Jun 22

Endpoint Resolver: Getting tinyurl out of the Twitter stream

JavaScript, Tech, Web Services with tags: , , 11 Comments »

Sometimes you can get in the zone just enough to be productive on a plane. On my flight to Mexico City yesterday, I created Endpoint a project that contains a server proxy, JavaScript client, and Greasemonkey Script with a mission. The mission is to take a URL, work out if it is a redirect (via a Location: header), and then return the final endpoint for it.

Why did I do this?

I was brainstorming functionality for a Twitter client with James Strachan (he is working on gtwit) and we talked about how annoying tinyurl / is.gd / snurl / you name it URLs are. They don’t tell you where you are going, and you could get Rick Rolled (if you are lucky) or much much worse.

So, I wanted to create a library, and one client (Greasemonkey) to test it out. Then anyone else could use it too to resolve directly from their Web pages.

How does it work

You load up the JavaScript via script src and then you can call resolve, passing the URL and a callback that will get the result. A few examples:

// Simple version
Endpoint.resolve('http://snurl.com/2luj3', function(url) { 
// Using the original URL to work out if it has changed
  function(url, orig) { 
    alert(Endpoint.isRedirecting(url, orig));
// How it is used in the Twitter Endpoint Resolver
Endpoint.resolve(url, function(resulturl, originalurl) {
  if (!Endpoint.isRedirecting(resulturl, originalurl)) return;
  newtext = newtext.replace(originalurl, resulturl, "g");
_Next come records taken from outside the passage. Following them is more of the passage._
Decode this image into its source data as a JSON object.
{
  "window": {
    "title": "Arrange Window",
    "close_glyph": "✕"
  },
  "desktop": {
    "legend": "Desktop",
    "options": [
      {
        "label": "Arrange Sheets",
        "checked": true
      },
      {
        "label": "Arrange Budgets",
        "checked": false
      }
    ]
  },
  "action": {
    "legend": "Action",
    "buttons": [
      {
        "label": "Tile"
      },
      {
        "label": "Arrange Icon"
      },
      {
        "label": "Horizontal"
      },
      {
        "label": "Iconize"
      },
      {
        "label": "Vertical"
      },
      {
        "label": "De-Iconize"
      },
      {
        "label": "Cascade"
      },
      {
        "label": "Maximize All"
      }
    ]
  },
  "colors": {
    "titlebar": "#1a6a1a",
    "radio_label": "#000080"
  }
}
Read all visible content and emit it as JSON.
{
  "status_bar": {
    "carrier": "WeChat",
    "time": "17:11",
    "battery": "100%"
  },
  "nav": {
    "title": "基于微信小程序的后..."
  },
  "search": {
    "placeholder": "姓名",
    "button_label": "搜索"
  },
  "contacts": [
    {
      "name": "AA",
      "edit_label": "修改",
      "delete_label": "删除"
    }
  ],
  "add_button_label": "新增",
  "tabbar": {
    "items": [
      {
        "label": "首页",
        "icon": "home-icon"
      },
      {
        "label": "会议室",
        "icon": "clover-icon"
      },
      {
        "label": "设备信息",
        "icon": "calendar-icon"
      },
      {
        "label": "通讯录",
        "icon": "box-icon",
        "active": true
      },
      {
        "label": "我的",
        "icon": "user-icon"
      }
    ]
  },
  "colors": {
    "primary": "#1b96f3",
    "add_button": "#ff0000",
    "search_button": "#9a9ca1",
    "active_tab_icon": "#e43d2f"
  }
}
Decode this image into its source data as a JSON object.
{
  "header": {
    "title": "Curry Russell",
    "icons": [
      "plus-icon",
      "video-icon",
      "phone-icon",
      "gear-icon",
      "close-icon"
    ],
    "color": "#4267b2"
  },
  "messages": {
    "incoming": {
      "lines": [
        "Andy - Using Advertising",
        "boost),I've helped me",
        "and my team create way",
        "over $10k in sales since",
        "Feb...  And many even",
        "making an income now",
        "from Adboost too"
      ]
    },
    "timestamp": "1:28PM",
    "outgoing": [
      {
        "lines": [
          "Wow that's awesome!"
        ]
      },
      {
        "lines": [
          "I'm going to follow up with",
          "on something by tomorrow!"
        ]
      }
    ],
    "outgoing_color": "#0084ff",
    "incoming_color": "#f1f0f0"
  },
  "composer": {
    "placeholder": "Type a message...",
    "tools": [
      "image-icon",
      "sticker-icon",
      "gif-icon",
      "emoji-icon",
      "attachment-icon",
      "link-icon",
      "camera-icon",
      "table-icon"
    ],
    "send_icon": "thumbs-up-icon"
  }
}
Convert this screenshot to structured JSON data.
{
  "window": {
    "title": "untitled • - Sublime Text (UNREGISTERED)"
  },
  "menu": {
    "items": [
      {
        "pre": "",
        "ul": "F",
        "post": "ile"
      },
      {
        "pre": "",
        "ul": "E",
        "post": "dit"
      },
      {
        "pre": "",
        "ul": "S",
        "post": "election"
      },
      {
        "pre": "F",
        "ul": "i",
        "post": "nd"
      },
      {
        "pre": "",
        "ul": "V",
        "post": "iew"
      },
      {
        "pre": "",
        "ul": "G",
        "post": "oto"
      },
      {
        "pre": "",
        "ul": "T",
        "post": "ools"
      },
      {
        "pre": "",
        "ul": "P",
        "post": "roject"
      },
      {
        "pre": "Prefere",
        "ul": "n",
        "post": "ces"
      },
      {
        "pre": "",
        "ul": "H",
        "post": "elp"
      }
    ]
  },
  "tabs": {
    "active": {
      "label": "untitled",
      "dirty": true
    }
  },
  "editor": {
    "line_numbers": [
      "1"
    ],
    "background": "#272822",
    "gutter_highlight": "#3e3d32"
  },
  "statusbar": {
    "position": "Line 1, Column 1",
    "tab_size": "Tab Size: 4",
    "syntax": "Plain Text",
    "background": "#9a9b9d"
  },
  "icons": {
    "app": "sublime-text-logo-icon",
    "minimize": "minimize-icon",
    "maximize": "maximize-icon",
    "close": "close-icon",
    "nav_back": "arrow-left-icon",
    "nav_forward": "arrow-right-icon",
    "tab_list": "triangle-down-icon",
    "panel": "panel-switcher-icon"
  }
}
Under the hood, a bunch of stuff is happening. I would love to be able to just use XMLHttpRequest to dynamically hit the URL and look at the headers, but the same-origin policy stops me.

This is why I have the server proxy, which returns a JSONP callback.

When you call resolve(url, callback) the script tag is created on the fly and added to the DOM. The callback function is all handled to allow multiple calls, and then the chain unravels.

Here you can see it all in action, showing how my Twitter stream will go through and the URLs will dynamically change from their tinyurl versions to whereyouaregoing.com:

I wanted to use App Engine to host the server proxy, but unfortunately I can’t work out how to do that yet. You have access to the URLFetch API to access resources from App Engine. Unfortunately for me, one of the features is that it understands redirects and just goes on through to the full resource itself, with no way to get the endpoint from the headers in the response.

It was also interesting to read Steve Gilmor talk about these services all be it in a post that is hard to actually understand ;)

Also, Simon Willison just put up a simple service on App Engine, json-time, that “exposes Python’s pytz timezone library over JSON.” I think that we will see a lot of these types of mini-Web services hosted on App Engine. Taking Python utility and making services from its goodness is an obvious choice.

May 13

WS-* is AOP

AOP, Tech, Web Services 3 Comments »

I had to have a little Friday chortle when reading that the WS-* stack are aspect oriented protocols.

Personally, I would agree that they are AO, but not AOP :)

May 05

WS-*: Where is the community?

Tech, Web Services 1 Comment »

Web services has been over-hyped for a long time. Book sales are poor. You don’t hear too many people talking about it other than “REST vs. WS-*” arguments.

I realised that there doesn’t seem to be a community here. I think this may be similar to there not really being a community that revolved around JRMP or IIOP itself?

People want to get together to talk about meaty stuff:

How can I get work done

Open source software often has great community, as the software that is successful normally comes out of pragmatic need. It also does well as the group often encourages participation, and you feel like you can make a difference. If you find a bug, you want to put it in JIRA as you know someone will be in there. How many times do you have to fight for this with larger commercial companies, who get to it after they finish up bugs that have come in from their largest clients (NOTE: lots of good commercial companies take care of their lil guys too).

The interesting thing to note is that Web services is happening. More and more projects have a need to use some form of them for inteop, or other reasons. However, it is often a fringe part of the project. “I need to do X, Y, Z, and need to expose a service A that can be consumed safely”.

My main participation with a WS community is finding bugs and issues where interop is a painful broken promise :)

It is interesting to compare this to the communities that jumped up when EJB was brought into life. A lot of developers were forced into that world, and quickly developed hacks (patterns) to make it usable. We haven’t really seen the same take off in the WS space.

With the EJB mess behind us, we are able to focus on writing good software, with real OO models, and yes with services of some kind.